*** Opening Extracted material ***

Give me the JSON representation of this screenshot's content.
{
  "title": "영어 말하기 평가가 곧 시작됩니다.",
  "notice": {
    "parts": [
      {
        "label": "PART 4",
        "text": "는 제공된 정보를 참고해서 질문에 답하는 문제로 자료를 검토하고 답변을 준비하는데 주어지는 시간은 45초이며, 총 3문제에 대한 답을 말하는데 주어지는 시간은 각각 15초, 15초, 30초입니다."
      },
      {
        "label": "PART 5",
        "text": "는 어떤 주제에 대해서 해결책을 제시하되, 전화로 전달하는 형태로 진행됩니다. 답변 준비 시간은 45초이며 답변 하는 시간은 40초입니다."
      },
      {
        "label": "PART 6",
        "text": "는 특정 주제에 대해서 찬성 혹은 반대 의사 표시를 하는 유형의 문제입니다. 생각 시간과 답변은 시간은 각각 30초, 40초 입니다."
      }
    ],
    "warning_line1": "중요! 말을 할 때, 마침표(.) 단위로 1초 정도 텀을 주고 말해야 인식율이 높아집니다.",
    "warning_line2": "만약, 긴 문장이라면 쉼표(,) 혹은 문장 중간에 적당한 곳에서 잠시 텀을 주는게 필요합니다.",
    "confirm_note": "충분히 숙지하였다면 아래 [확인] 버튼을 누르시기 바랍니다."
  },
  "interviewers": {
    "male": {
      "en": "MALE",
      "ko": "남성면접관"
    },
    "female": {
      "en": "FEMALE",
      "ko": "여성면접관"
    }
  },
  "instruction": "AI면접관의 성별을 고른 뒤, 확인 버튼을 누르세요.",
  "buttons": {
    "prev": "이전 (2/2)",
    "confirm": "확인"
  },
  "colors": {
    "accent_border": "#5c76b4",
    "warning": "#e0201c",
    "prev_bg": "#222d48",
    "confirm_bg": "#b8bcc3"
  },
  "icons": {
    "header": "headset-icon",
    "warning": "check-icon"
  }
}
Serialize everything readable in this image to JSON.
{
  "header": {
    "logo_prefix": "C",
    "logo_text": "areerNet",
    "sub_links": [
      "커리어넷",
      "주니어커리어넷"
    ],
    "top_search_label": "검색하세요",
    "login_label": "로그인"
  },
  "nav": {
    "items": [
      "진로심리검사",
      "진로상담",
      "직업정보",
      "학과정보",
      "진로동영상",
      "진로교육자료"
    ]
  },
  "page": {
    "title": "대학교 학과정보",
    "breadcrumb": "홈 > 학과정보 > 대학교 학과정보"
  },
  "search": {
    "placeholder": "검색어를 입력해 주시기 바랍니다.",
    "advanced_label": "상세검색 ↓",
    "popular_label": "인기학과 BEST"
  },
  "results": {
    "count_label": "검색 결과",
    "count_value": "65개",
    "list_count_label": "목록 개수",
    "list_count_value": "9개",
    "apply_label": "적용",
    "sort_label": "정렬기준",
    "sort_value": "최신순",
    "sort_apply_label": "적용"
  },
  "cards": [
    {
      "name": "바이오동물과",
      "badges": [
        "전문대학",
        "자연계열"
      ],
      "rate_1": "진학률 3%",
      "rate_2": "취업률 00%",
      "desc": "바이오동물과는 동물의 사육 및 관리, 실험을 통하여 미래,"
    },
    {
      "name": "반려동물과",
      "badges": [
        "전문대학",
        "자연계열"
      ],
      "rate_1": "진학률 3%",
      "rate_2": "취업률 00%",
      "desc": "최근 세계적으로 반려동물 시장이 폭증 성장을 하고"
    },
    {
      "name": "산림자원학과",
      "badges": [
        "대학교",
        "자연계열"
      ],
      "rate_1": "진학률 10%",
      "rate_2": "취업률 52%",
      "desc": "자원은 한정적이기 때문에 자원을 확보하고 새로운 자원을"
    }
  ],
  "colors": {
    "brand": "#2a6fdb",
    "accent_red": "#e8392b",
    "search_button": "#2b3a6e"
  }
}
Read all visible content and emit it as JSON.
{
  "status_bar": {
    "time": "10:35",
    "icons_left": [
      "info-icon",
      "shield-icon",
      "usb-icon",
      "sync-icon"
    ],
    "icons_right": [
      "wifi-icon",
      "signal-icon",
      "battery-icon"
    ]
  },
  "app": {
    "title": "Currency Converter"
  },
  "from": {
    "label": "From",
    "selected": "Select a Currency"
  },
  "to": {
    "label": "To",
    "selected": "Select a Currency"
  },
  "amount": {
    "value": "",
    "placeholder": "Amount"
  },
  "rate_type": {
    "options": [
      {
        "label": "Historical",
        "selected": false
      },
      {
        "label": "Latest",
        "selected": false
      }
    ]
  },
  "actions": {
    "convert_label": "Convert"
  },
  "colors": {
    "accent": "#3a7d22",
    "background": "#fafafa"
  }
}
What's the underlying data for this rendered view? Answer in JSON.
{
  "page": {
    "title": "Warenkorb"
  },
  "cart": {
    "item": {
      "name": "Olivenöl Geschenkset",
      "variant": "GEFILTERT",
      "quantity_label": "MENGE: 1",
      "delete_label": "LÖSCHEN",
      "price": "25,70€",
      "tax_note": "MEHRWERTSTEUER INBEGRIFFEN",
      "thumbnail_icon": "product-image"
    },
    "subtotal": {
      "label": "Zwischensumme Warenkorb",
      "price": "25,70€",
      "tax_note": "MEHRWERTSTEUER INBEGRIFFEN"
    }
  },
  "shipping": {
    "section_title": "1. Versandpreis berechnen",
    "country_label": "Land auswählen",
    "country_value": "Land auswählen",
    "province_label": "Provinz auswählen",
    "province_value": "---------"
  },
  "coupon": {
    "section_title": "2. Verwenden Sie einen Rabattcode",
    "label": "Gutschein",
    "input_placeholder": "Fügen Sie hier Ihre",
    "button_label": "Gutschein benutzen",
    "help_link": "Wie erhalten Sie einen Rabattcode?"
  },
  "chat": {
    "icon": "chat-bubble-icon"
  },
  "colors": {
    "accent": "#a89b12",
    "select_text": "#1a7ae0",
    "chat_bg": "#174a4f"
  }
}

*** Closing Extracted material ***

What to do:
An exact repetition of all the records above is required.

Your response:
Give me the JSON representation of this screenshot's content.
{
  "title": "영어 말하기 평가가 곧 시작됩니다.",
  "notice": {
    "parts": [
      {
        "label": "PART 4",
        "text": "는 제공된 정보를 참고해서 질문에 답하는 문제로 자료를 검토하고 답변을 준비하는데 주어지는 시간은 45초이며, 총 3문제에 대한 답을 말하는데 주어지는 시간은 각각 15초, 15초, 30초입니다."
      },
      {
        "label": "PART 5",
        "text": "는 어떤 주제에 대해서 해결책을 제시하되, 전화로 전달하는 형태로 진행됩니다. 답변 준비 시간은 45초이며 답변 하는 시간은 40초입니다."
      },
      {
        "label": "PART 6",
        "text": "는 특정 주제에 대해서 찬성 혹은 반대 의사 표시를 하는 유형의 문제입니다. 생각 시간과 답변은 시간은 각각 30초, 40초 입니다."
      }
    ],
    "warning_line1": "중요! 말을 할 때, 마침표(.) 단위로 1초 정도 텀을 주고 말해야 인식율이 높아집니다.",
    "warning_line2": "만약, 긴 문장이라면 쉼표(,) 혹은 문장 중간에 적당한 곳에서 잠시 텀을 주는게 필요합니다.",
    "confirm_note": "충분히 숙지하였다면 아래 [확인] 버튼을 누르시기 바랍니다."
  },
  "interviewers": {
    "male": {
      "en": "MALE",
      "ko": "남성면접관"
    },
    "female": {
      "en": "FEMALE",
      "ko": "여성면접관"
    }
  },
  "instruction": "AI면접관의 성별을 고른 뒤, 확인 버튼을 누르세요.",
  "buttons": {
    "prev": "이전 (2/2)",
    "confirm": "확인"
  },
  "colors": {
    "accent_border": "#5c76b4",
    "warning": "#e0201c",
    "prev_bg": "#222d48",
    "confirm_bg": "#b8bcc3"
  },
  "icons": {
    "header": "headset-icon",
    "warning": "check-icon"
  }
}
Serialize everything readable in this image to JSON.
{
  "header": {
    "logo_prefix": "C",
    "logo_text": "areerNet",
    "sub_links": [
      "커리어넷",
      "주니어커리어넷"
    ],
    "top_search_label": "검색하세요",
    "login_label": "로그인"
  },
  "nav": {
    "items": [
      "진로심리검사",
      "진로상담",
      "직업정보",
      "학과정보",
      "진로동영상",
      "진로교육자료"
    ]
  },
  "page": {
    "title": "대학교 학과정보",
    "breadcrumb": "홈 > 학과정보 > 대학교 학과정보"
  },
  "search": {
    "placeholder": "검색어를 입력해 주시기 바랍니다.",
    "advanced_label": "상세검색 ↓",
    "popular_label": "인기학과 BEST"
  },
  "results": {
    "count_label": "검색 결과",
    "count_value": "65개",
    "list_count_label": "목록 개수",
    "list_count_value": "9개",
    "apply_label": "적용",
    "sort_label": "정렬기준",
    "sort_value": "최신순",
    "sort_apply_label": "적용"
  },
  "cards": [
    {
      "name": "바이오동물과",
      "badges": [
        "전문대학",
        "자연계열"
      ],
      "rate_1": "진학률 3%",
      "rate_2": "취업률 00%",
      "desc": "바이오동물과는 동물의 사육 및 관리, 실험을 통하여 미래,"
    },
    {
      "name": "반려동물과",
      "badges": [
        "전문대학",
        "자연계열"
      ],
      "rate_1": "진학률 3%",
      "rate_2": "취업률 00%",
      "desc": "최근 세계적으로 반려동물 시장이 폭증 성장을 하고"
    },
    {
      "name": "산림자원학과",
      "badges": [
        "대학교",
        "자연계열"
      ],
      "rate_1": "진학률 10%",
      "rate_2": "취업률 52%",
      "desc": "자원은 한정적이기 때문에 자원을 확보하고 새로운 자원을"
    }
  ],
  "colors": {
    "brand": "#2a6fdb",
    "accent_red": "#e8392b",
    "search_button": "#2b3a6e"
  }
}
Read all visible content and emit it as JSON.
{
  "status_bar": {
    "time": "10:35",
    "icons_left": [
      "info-icon",
      "shield-icon",
      "usb-icon",
      "sync-icon"
    ],
    "icons_right": [
      "wifi-icon",
      "signal-icon",
      "battery-icon"
    ]
  },
  "app": {
    "title": "Currency Converter"
  },
  "from": {
    "label": "From",
    "selected": "Select a Currency"
  },
  "to": {
    "label": "To",
    "selected": "Select a Currency"
  },
  "amount": {
    "value": "",
    "placeholder": "Amount"
  },
  "rate_type": {
    "options": [
      {
        "label": "Historical",
        "selected": false
      },
      {
        "label": "Latest",
        "selected": false
      }
    ]
  },
  "actions": {
    "convert_label": "Convert"
  },
  "colors": {
    "accent": "#3a7d22",
    "background": "#fafafa"
  }
}
What's the underlying data for this rendered view? Answer in JSON.
{
  "page": {
    "title": "Warenkorb"
  },
  "cart": {
    "item": {
      "name": "Olivenöl Geschenkset",
      "variant": "GEFILTERT",
      "quantity_label": "MENGE: 1",
      "delete_label": "LÖSCHEN",
      "price": "25,70€",
      "tax_note": "MEHRWERTSTEUER INBEGRIFFEN",
      "thumbnail_icon": "product-image"
    },
    "subtotal": {
      "label": "Zwischensumme Warenkorb",
      "price": "25,70€",
      "tax_note": "MEHRWERTSTEUER INBEGRIFFEN"
    }
  },
  "shipping": {
    "section_title": "1. Versandpreis berechnen",
    "country_label": "Land auswählen",
    "country_value": "Land auswählen",
    "province_label": "Provinz auswählen",
    "province_value": "---------"
  },
  "coupon": {
    "section_title": "2. Verwenden Sie einen Rabattcode",
    "label": "Gutschein",
    "input_placeholder": "Fügen Sie hier Ihre",
    "button_label": "Gutschein benutzen",
    "help_link": "Wie erhalten Sie einen Rabattcode?"
  },
  "chat": {
    "icon": "chat-bubble-icon"
  },
  "colors": {
    "accent": "#a89b12",
    "select_text": "#1a7ae0",
    "chat_bg": "#174a4f"
  }
}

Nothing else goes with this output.